# [Your assignment]
Each record is to be given again precisely as written.

# [Records shown]
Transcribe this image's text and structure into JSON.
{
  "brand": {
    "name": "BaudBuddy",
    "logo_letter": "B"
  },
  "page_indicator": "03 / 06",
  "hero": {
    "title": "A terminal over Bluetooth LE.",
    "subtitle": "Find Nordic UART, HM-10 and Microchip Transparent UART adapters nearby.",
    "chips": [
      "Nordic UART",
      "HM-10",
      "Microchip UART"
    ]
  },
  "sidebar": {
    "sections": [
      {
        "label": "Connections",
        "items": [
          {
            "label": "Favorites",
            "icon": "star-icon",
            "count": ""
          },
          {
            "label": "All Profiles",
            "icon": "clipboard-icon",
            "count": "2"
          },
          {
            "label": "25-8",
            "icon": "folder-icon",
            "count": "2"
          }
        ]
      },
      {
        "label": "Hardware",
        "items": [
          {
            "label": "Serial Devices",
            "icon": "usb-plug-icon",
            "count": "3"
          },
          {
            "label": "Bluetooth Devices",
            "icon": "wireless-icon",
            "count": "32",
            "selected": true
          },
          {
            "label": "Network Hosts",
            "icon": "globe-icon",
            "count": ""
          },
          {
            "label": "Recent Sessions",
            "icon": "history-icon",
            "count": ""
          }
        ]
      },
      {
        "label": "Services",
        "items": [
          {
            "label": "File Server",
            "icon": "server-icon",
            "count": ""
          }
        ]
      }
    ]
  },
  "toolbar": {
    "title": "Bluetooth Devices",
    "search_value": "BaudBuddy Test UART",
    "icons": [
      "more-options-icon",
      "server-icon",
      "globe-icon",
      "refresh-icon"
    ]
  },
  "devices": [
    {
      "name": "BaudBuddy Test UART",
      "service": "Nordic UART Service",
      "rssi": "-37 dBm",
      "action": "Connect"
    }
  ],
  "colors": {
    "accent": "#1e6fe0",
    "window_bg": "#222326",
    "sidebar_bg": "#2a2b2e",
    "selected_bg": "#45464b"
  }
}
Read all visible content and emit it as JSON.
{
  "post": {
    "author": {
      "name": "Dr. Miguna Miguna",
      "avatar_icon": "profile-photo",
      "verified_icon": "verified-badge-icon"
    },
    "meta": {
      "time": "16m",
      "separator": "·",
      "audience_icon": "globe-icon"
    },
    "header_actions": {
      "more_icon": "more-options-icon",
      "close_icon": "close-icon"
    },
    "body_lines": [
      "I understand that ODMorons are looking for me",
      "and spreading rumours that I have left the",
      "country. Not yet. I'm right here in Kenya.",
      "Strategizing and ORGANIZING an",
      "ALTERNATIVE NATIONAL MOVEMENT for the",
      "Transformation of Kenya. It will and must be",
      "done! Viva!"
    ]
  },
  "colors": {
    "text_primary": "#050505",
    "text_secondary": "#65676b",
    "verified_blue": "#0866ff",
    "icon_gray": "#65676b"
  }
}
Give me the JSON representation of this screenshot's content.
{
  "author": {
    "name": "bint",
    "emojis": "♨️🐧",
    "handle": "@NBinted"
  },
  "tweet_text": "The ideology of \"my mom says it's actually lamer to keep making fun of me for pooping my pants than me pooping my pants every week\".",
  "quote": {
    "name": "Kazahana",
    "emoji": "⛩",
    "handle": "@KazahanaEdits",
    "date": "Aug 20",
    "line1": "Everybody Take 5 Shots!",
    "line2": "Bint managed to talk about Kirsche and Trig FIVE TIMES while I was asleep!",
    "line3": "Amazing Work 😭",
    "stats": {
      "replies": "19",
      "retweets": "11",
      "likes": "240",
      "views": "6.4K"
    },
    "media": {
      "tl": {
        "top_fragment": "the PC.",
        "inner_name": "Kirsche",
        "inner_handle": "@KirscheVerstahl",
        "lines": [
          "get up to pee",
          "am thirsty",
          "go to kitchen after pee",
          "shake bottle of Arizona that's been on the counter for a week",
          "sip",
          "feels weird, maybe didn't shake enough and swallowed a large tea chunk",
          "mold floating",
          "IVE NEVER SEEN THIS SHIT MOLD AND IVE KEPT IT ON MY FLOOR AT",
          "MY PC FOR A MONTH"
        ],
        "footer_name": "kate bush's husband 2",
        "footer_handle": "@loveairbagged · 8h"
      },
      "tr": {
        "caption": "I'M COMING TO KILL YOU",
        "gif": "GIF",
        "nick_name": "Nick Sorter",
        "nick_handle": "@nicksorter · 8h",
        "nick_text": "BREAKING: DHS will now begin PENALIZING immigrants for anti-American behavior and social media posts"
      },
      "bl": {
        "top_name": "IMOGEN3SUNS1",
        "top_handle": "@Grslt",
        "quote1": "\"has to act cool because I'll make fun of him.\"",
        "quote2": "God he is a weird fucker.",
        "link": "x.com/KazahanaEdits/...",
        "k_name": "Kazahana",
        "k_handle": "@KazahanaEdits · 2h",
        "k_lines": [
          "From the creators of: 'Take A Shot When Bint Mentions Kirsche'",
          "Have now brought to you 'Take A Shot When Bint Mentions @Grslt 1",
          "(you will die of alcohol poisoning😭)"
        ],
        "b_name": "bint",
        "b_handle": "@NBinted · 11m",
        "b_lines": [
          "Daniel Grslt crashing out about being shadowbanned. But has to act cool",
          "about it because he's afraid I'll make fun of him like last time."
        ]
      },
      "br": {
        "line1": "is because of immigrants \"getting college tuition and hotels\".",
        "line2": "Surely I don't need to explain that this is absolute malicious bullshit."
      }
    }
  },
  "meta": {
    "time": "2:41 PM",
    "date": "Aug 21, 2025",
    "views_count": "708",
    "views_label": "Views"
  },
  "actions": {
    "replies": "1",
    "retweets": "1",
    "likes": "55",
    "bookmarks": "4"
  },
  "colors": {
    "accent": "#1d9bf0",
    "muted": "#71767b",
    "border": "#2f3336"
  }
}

# [Answer to the problem]
Transcribe this image's text and structure into JSON.
{
  "brand": {
    "name": "BaudBuddy",
    "logo_letter": "B"
  },
  "page_indicator": "03 / 06",
  "hero": {
    "title": "A terminal over Bluetooth LE.",
    "subtitle": "Find Nordic UART, HM-10 and Microchip Transparent UART adapters nearby.",
    "chips": [
      "Nordic UART",
      "HM-10",
      "Microchip UART"
    ]
  },
  "sidebar": {
    "sections": [
      {
        "label": "Connections",
        "items": [
          {
            "label": "Favorites",
            "icon": "star-icon",
            "count": ""
          },
          {
            "label": "All Profiles",
            "icon": "clipboard-icon",
            "count": "2"
          },
          {
            "label": "25-8",
            "icon": "folder-icon",
            "count": "2"
          }
        ]
      },
      {
        "label": "Hardware",
        "items": [
          {
            "label": "Serial Devices",
            "icon": "usb-plug-icon",
            "count": "3"
          },
          {
            "label": "Bluetooth Devices",
            "icon": "wireless-icon",
            "count": "32",
            "selected": true
          },
          {
            "label": "Network Hosts",
            "icon": "globe-icon",
            "count": ""
          },
          {
            "label": "Recent Sessions",
            "icon": "history-icon",
            "count": ""
          }
        ]
      },
      {
        "label": "Services",
        "items": [
          {
            "label": "File Server",
            "icon": "server-icon",
            "count": ""
          }
        ]
      }
    ]
  },
  "toolbar": {
    "title": "Bluetooth Devices",
    "search_value": "BaudBuddy Test UART",
    "icons": [
      "more-options-icon",
      "server-icon",
      "globe-icon",
      "refresh-icon"
    ]
  },
  "devices": [
    {
      "name": "BaudBuddy Test UART",
      "service": "Nordic UART Service",
      "rssi": "-37 dBm",
      "action": "Connect"
    }
  ],
  "colors": {
    "accent": "#1e6fe0",
    "window_bg": "#222326",
    "sidebar_bg": "#2a2b2e",
    "selected_bg": "#45464b"
  }
}
Read all visible content and emit it as JSON.
{
  "post": {
    "author": {
      "name": "Dr. Miguna Miguna",
      "avatar_icon": "profile-photo",
      "verified_icon": "verified-badge-icon"
    },
    "meta": {
      "time": "16m",
      "separator": "·",
      "audience_icon": "globe-icon"
    },
    "header_actions": {
      "more_icon": "more-options-icon",
      "close_icon": "close-icon"
    },
    "body_lines": [
      "I understand that ODMorons are looking for me",
      "and spreading rumours that I have left the",
      "country. Not yet. I'm right here in Kenya.",
      "Strategizing and ORGANIZING an",
      "ALTERNATIVE NATIONAL MOVEMENT for the",
      "Transformation of Kenya. It will and must be",
      "done! Viva!"
    ]
  },
  "colors": {
    "text_primary": "#050505",
    "text_secondary": "#65676b",
    "verified_blue": "#0866ff",
    "icon_gray": "#65676b"
  }
}
Give me the JSON representation of this screenshot's content.
{
  "author": {
    "name": "bint",
    "emojis": "♨️🐧",
    "handle": "@NBinted"
  },
  "tweet_text": "The ideology of \"my mom says it's actually lamer to keep making fun of me for pooping my pants than me pooping my pants every week\".",
  "quote": {
    "name": "Kazahana",
    "emoji": "⛩",
    "handle": "@KazahanaEdits",
    "date": "Aug 20",
    "line1": "Everybody Take 5 Shots!",
    "line2": "Bint managed to talk about Kirsche and Trig FIVE TIMES while I was asleep!",
    "line3": "Amazing Work 😭",
    "stats": {
      "replies": "19",
      "retweets": "11",
      "likes": "240",
      "views": "6.4K"
    },
    "media": {
      "tl": {
        "top_fragment": "the PC.",
        "inner_name": "Kirsche",
        "inner_handle": "@KirscheVerstahl",
        "lines": [
          "get up to pee",
          "am thirsty",
          "go to kitchen after pee",
          "shake bottle of Arizona that's been on the counter for a week",
          "sip",
          "feels weird, maybe didn't shake enough and swallowed a large tea chunk",
          "mold floating",
          "IVE NEVER SEEN THIS SHIT MOLD AND IVE KEPT IT ON MY FLOOR AT",
          "MY PC FOR A MONTH"
        ],
        "footer_name": "kate bush's husband 2",
        "footer_handle": "@loveairbagged · 8h"
      },
      "tr": {
        "caption": "I'M COMING TO KILL YOU",
        "gif": "GIF",
        "nick_name": "Nick Sorter",
        "nick_handle": "@nicksorter · 8h",
        "nick_text": "BREAKING: DHS will now begin PENALIZING immigrants for anti-American behavior and social media posts"
      },
      "bl": {
        "top_name": "IMOGEN3SUNS1",
        "top_handle": "@Grslt",
        "quote1": "\"has to act cool because I'll make fun of him.\"",
        "quote2": "God he is a weird fucker.",
        "link": "x.com/KazahanaEdits/...",
        "k_name": "Kazahana",
        "k_handle": "@KazahanaEdits · 2h",
        "k_lines": [
          "From the creators of: 'Take A Shot When Bint Mentions Kirsche'",
          "Have now brought to you 'Take A Shot When Bint Mentions @Grslt 1",
          "(you will die of alcohol poisoning😭)"
        ],
        "b_name": "bint",
        "b_handle": "@NBinted · 11m",
        "b_lines": [
          "Daniel Grslt crashing out about being shadowbanned. But has to act cool",
          "about it because he's afraid I'll make fun of him like last time."
        ]
      },
      "br": {
        "line1": "is because of immigrants \"getting college tuition and hotels\".",
        "line2": "Surely I don't need to explain that this is absolute malicious bullshit."
      }
    }
  },
  "meta": {
    "time": "2:41 PM",
    "date": "Aug 21, 2025",
    "views_count": "708",
    "views_label": "Views"
  },
  "actions": {
    "replies": "1",
    "retweets": "1",
    "likes": "55",
    "bookmarks": "4"
  },
  "colors": {
    "accent": "#1d9bf0",
    "muted": "#71767b",
    "border": "#2f3336"
  }
}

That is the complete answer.